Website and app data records
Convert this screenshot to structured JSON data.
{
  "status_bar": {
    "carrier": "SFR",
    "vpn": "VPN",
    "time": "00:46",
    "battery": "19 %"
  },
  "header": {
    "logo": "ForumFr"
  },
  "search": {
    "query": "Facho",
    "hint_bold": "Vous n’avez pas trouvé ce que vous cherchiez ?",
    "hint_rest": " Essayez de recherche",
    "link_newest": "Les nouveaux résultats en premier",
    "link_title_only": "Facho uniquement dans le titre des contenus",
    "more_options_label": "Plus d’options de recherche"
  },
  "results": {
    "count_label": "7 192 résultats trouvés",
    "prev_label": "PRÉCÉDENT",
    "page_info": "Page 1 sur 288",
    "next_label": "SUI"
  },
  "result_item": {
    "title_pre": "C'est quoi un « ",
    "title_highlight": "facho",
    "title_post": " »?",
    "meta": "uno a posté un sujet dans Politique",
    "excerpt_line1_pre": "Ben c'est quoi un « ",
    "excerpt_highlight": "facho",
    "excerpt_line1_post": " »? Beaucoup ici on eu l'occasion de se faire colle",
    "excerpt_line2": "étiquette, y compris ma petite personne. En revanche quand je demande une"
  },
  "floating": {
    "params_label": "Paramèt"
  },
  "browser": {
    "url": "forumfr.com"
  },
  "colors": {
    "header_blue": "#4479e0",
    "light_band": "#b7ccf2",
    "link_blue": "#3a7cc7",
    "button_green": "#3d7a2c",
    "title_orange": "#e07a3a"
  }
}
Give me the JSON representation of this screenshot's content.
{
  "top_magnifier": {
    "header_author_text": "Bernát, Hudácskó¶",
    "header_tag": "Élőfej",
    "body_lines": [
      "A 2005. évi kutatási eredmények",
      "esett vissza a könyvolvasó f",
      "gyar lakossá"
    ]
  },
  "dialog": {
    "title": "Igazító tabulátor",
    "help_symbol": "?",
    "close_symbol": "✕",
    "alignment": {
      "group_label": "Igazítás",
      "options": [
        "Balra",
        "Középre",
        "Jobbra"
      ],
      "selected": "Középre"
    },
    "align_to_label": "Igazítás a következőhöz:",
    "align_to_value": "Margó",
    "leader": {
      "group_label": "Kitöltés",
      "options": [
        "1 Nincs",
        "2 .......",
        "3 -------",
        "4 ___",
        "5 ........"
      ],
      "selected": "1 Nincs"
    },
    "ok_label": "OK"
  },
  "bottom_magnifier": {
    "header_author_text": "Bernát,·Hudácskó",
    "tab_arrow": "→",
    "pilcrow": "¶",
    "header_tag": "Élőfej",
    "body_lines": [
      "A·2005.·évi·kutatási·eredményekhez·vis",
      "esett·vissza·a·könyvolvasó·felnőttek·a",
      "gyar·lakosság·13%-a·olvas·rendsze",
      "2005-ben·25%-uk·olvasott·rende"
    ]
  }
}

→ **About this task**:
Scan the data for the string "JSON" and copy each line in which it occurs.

→ **Response to this exercise**:
Convert this screenshot to structured JSON data.
Give me the JSON representation of this screenshot's content.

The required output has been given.